A small wooden door leads from the northeast iwan into the dome chamber, crowned by a tall umbrella vault. The four arched niches that animate the walls of the chamber at the ground level are doubled in number at the gallery level with the addition of corner arches supporting the dome's pendentives. Sixteen windows placed at the rim of the vault illuminate the interior. The dome chamber has a small mihrab niche on the southwest wall, facilitating its use as a prayer hall.
The crypt directly below the dome chamber has a low vault supported by intersecting arches and pendentives. A column was added later to support the crown of the crypt vault. The platform with tombstones before the main portal was also added at a later date.
Byron, Robert. "The Shrine of Khwaja Abu Nasr Parsa at Balkh." Bulletin of the American Institute for Persian Art and Archaeology IV, no. 1 (1935): 12-14.
Byron, Robert. "Timurid Architecture: General Trends." In A Survey of Persian Art: from Prehistoric Times to the Present III, edited by Arthur Upham Pope and Phyllis Ackerman, 1119-1144. Tehran: Soroush Press, 1939.
Golombek, Lisa, and Donald Wilber. The Timurid Architecture of Iran and Turan, 295-296. Princeton, NJ: Princeton University Press, 1988.
Knobloch, Edgar. The Architecture and Archaeology of Afghanistan. Stroud, Gloucestershire, Charleston, SC: Tempus. 2002.
O'Kane, Bernard. "The Uzbek Architecture of Afghanistan." Cahiers d'Asie centrale 8, (2000): 130-143. e
"Shrine of Khwaja Abu Nasr Parsa". Website of Society for the Preservation of Afghanistan's Cultural Heritage (SPACH). http://spach.info/ephotosbalkhkhwajaparsa.htm. [Accessed August 19, 2005; inaccessible September 27, 2013]
Shrine of Khwaja Abu Nasr Parsa (Translated)
Khwaja Abou Nasr Parsa Mosque (Alternate)
Ziyarat-e Khwaja Abu Nasr Parsa (Alternate transliteration)
Khodja Abu Nasr Parsa Ziyarat (Alternate)
Khoja Abu Nasr Parsa Ziarat (Alternate)
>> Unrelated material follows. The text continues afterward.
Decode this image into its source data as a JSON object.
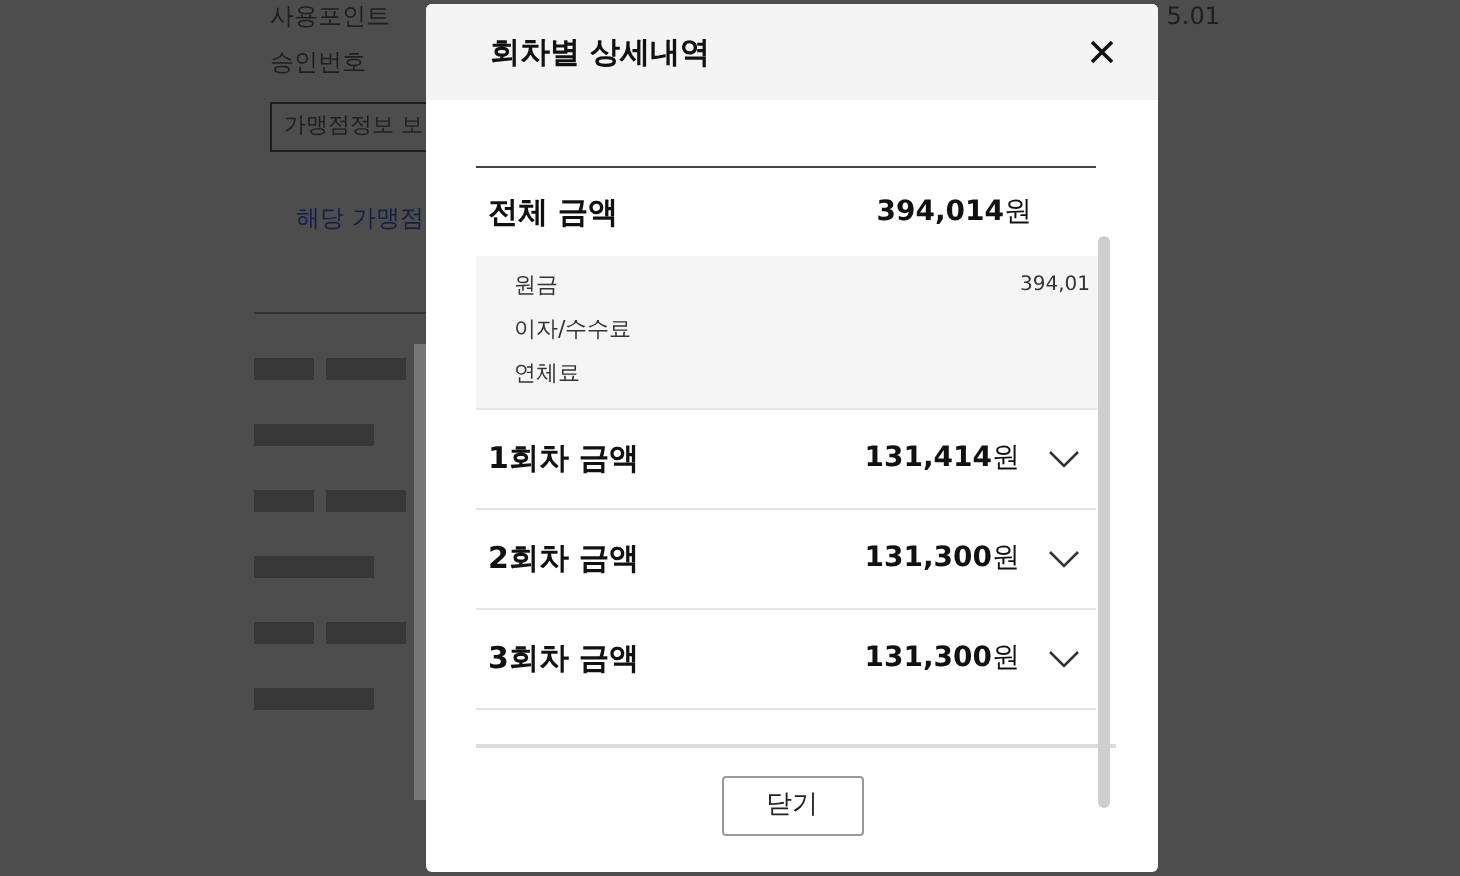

Khvajeh Abu Nasr Parsa Mosque (Alternate)
Green Mosque (Variant)
Abu Nasr Parsa Mausoleum (Alternate)
ca. 1460/865 AH; restored 1974-1975/1393-1394 AH; restored (on-going) 2012-2016